Nobody’s perfect. Personally, I think Maurice Williamson is a saint with the patience of Job. I’ve seen him sit through two Scholars’ Assemblies at my daughter’s college and not fall asleep or disgrace himself by unfortunate scratching or leering at teenage lasses.
When I think about how he’s been the local MP for 27 years, and I multiply that by the number of school prize-givings, gala openings, private Citizenship ceremonies for wealthy non-English-speaking investors, and whatever other worthy causes he’s supported as MP over the decades, well, whatever the perks of the job, I wouldn’t want it.
As I mentioned last year, I encouraged Maurice in his ‘stand’ for gay marriage — not that he needed any such boost from me — and I was happy for him to have a few minutes in the spotlight as a result of his speech in support of Louisa Wall’s bill. In fact, a number of National MPs distinguished themselves by supporting that bill — conservatives like Chris Auchinvole impressed me with their reasoned arguments for what I saw as progressive legislation.
Anyway, if you’ve followed the news, you’ll know that Maurice Willimson was effectively fired by PM John Key earlier this week — he had no option but to offer his resignation, knowing it would be accepted.
The allegations of impropriety against him were very serious indeed. It’s useful to read the transcript of Maurice’s statement to the media and the interrogatory Q&A which followed — available here via Fairfax’s stuff.co.nz.

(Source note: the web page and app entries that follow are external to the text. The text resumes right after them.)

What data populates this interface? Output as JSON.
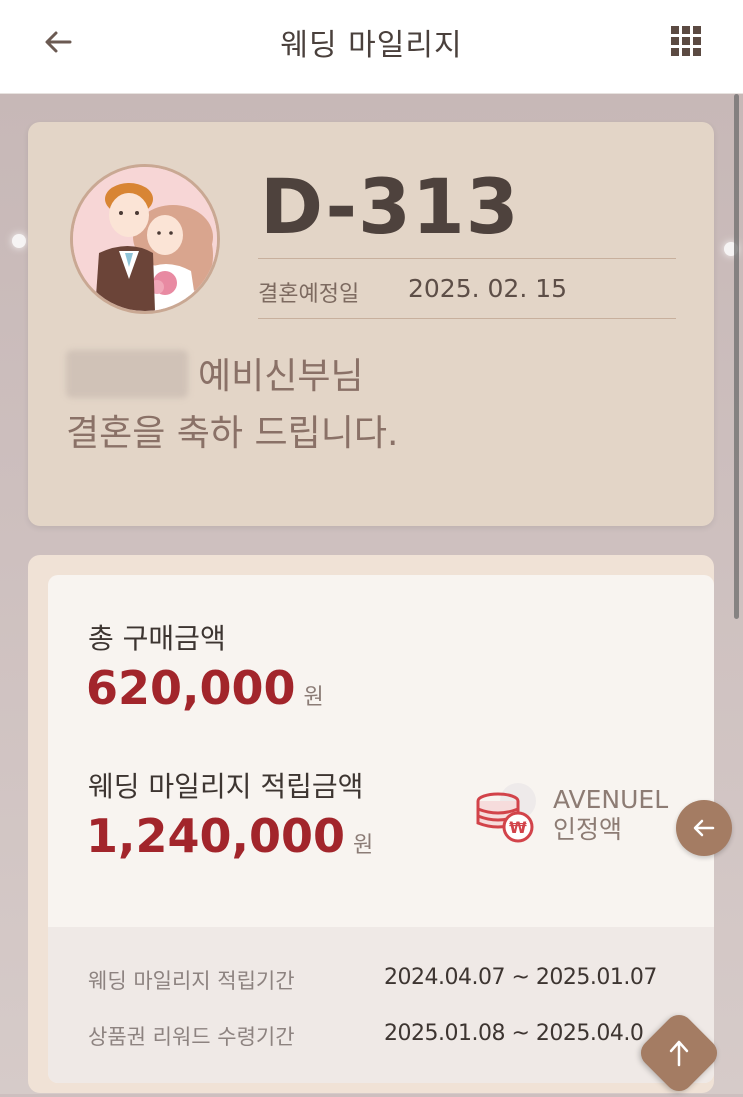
{
  "header": {
    "title": "웨딩 마일리지",
    "back_icon": "arrow-left-icon",
    "menu_icon": "grid-menu-icon"
  },
  "dday_card": {
    "dday": "D-313",
    "wedding_date_label": "결혼예정일",
    "wedding_date": "2025. 02. 15",
    "bride_title": "예비신부님",
    "congrats": "결혼을 축하 드립니다."
  },
  "amounts": {
    "total_label": "총 구매금액",
    "total_value": "620,000",
    "total_unit": "원",
    "mileage_label": "웨딩 마일리지 적립금액",
    "mileage_value": "1,240,000",
    "mileage_unit": "원",
    "avenuel_line1": "AVENUEL",
    "avenuel_line2": "인정액"
  },
  "periods": {
    "accrual_label": "웨딩 마일리지 적립기간",
    "accrual_value": "2024.04.07 ~ 2025.01.07",
    "reward_label": "상품권 리워드 수령기간",
    "reward_value": "2025.01.08 ~ 2025.04.0"
  },
  "colors": {
    "accent": "#a2252b",
    "brown": "#a47c63",
    "card": "#e3d5c7"
  }
}
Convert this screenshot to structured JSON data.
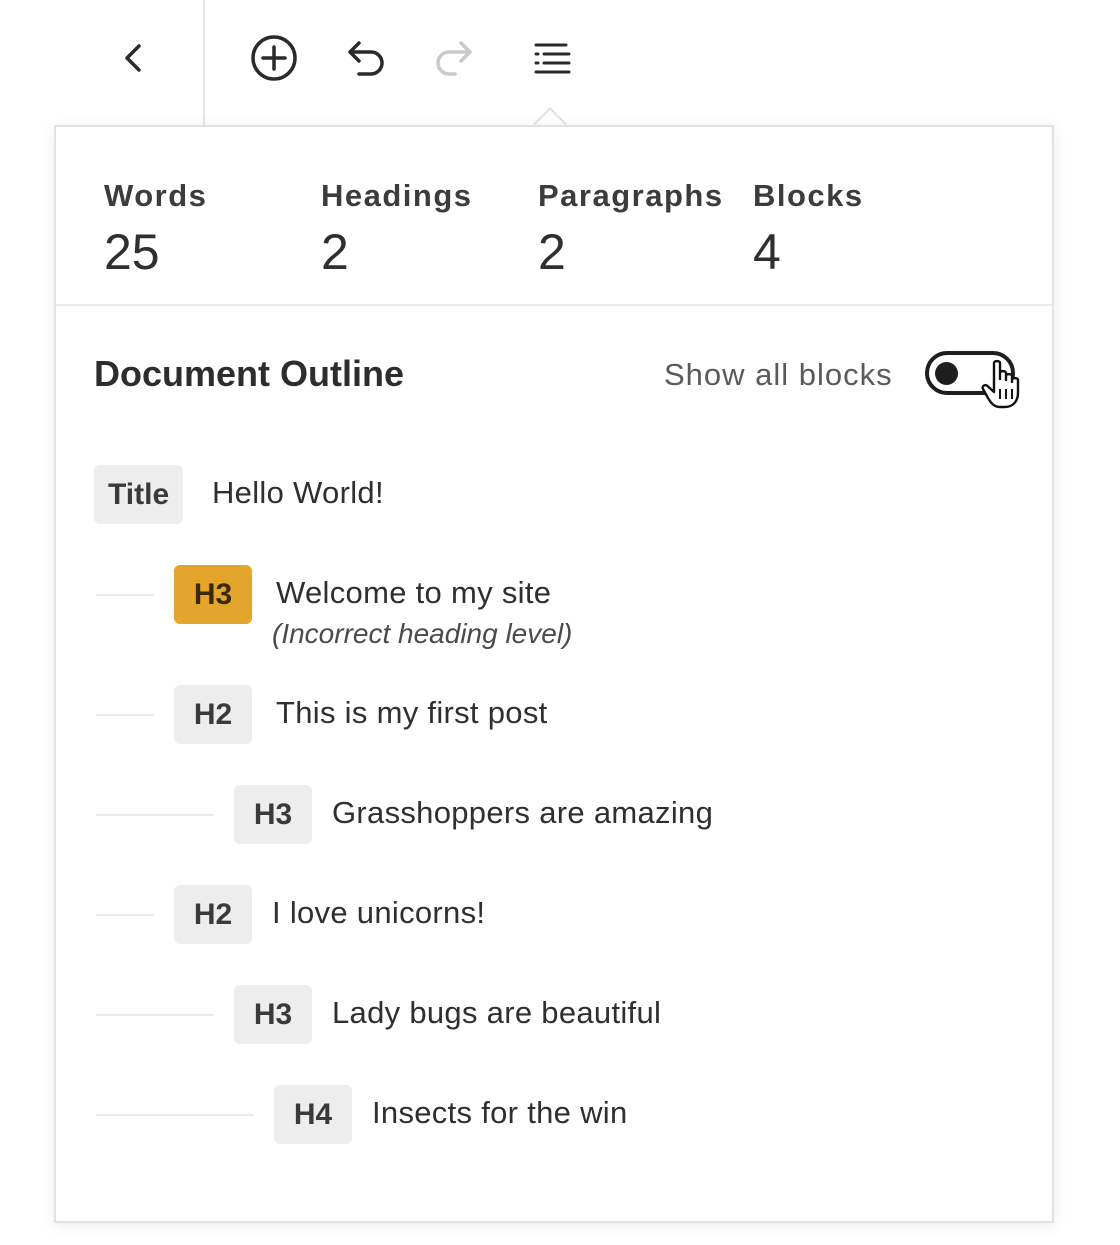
{
  "toolbar": {
    "back_icon": "chevron-left-icon",
    "add_icon": "plus-circle-icon",
    "undo_icon": "undo-icon",
    "redo_icon": "redo-icon",
    "outline_icon": "list-view-icon"
  },
  "stats": [
    {
      "label": "Words",
      "value": "25"
    },
    {
      "label": "Headings",
      "value": "2"
    },
    {
      "label": "Paragraphs",
      "value": "2"
    },
    {
      "label": "Blocks",
      "value": "4"
    }
  ],
  "outline": {
    "title": "Document Outline",
    "show_all_label": "Show all blocks",
    "show_all_enabled": false,
    "items": [
      {
        "level": "Title",
        "text": "Hello World!",
        "note": ""
      },
      {
        "level": "H3",
        "text": "Welcome to my site",
        "note": "(Incorrect heading level)",
        "warning": true
      },
      {
        "level": "H2",
        "text": "This is my first post",
        "note": ""
      },
      {
        "level": "H3",
        "text": "Grasshoppers are amazing",
        "note": ""
      },
      {
        "level": "H2",
        "text": "I love unicorns!",
        "note": ""
      },
      {
        "level": "H3",
        "text": "Lady bugs are beautiful",
        "note": ""
      },
      {
        "level": "H4",
        "text": "Insects for the win",
        "note": ""
      }
    ]
  },
  "colors": {
    "warning": "#e3a52b",
    "badge": "#ededed",
    "text": "#1e1e1e"
  }
}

These are exceptional circumstances. Mr Williamson seems to persist in the idea: ‘I didn’t see my phone call to police on behalf of a wealthy donor to the National Party facing charges of domestic violence who does’t live in my electorate and whose citizenship application I had earlier intervened in, and who I personally swore in as a citizen in my office the day after his application was approved by a fellow cabinet minister against official departmental advice … was wrong, but it’s been seen by others as wrong, so I’m gone.’ (paraphrased)

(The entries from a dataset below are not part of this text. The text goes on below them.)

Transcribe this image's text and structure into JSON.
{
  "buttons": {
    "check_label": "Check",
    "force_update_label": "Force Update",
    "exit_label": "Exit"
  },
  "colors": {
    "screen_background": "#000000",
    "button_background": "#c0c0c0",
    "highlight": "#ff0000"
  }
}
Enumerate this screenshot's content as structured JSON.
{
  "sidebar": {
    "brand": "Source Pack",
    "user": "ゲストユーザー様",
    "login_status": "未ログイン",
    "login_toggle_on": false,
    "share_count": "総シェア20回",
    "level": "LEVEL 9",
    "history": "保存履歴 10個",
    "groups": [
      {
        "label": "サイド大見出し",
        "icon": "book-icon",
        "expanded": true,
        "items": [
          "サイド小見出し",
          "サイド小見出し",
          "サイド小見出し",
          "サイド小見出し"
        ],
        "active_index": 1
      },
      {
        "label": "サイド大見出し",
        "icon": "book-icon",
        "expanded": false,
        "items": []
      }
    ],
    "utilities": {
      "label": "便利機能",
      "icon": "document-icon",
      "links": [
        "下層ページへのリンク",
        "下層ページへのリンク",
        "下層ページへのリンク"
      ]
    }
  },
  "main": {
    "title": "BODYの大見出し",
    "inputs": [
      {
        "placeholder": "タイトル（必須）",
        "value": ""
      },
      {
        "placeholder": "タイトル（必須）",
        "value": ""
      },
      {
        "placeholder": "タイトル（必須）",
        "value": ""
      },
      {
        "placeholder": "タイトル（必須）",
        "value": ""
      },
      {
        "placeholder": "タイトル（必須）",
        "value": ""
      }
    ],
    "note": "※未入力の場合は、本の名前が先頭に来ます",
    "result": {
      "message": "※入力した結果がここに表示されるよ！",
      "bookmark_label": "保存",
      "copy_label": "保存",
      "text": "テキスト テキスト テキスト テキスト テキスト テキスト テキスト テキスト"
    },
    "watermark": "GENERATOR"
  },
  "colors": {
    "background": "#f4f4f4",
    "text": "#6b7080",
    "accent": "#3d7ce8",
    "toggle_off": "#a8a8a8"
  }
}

Which is an untenable defence, it seems to me. It’s worse than that.
Here’s a short clip of Mr Williamson being questioned, rather aggressively, by TV3 political reporter Patrick Gower. It’s worth hearing:

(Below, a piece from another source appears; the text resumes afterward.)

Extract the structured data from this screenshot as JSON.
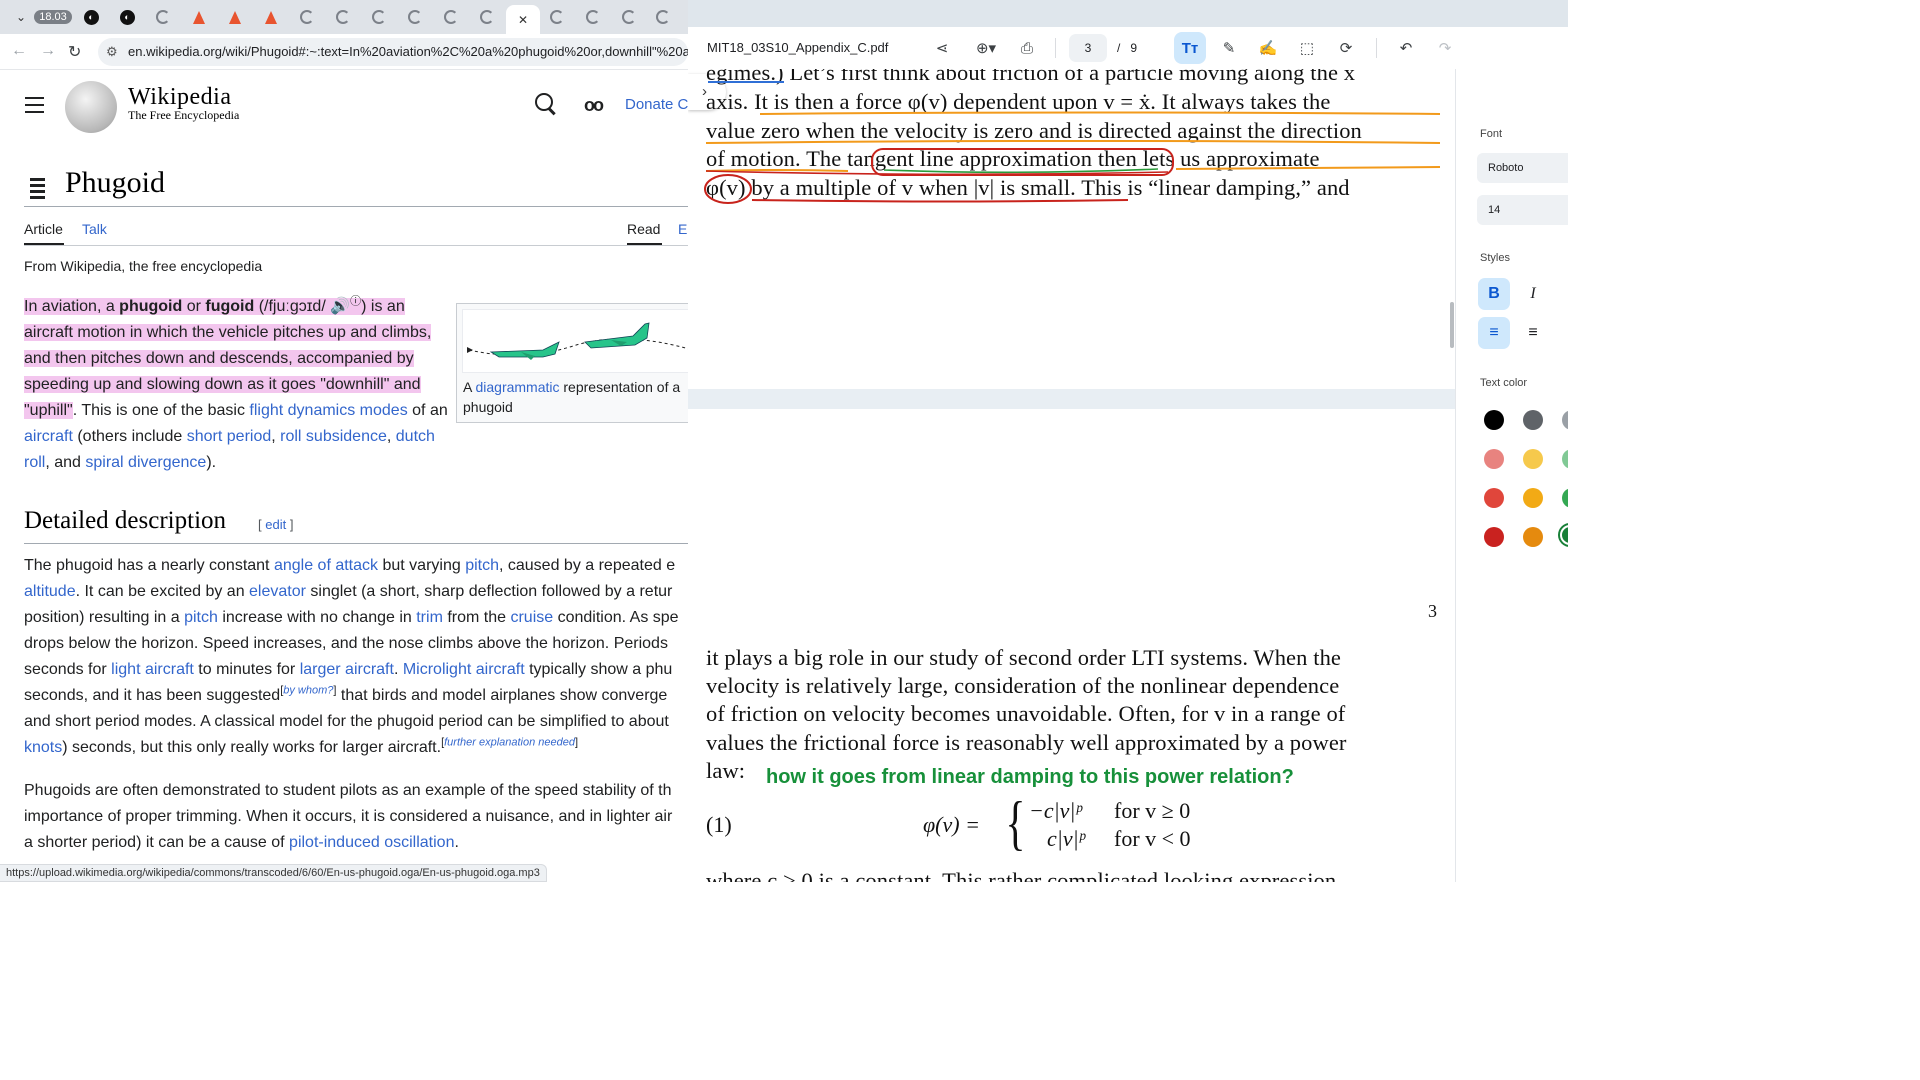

That does not sound good, does it? In my view Patrick Gower’s questions were an appropriate attempt to penetrate the fog of incomprehension (at best) that Mr Williamson seemed stuck in.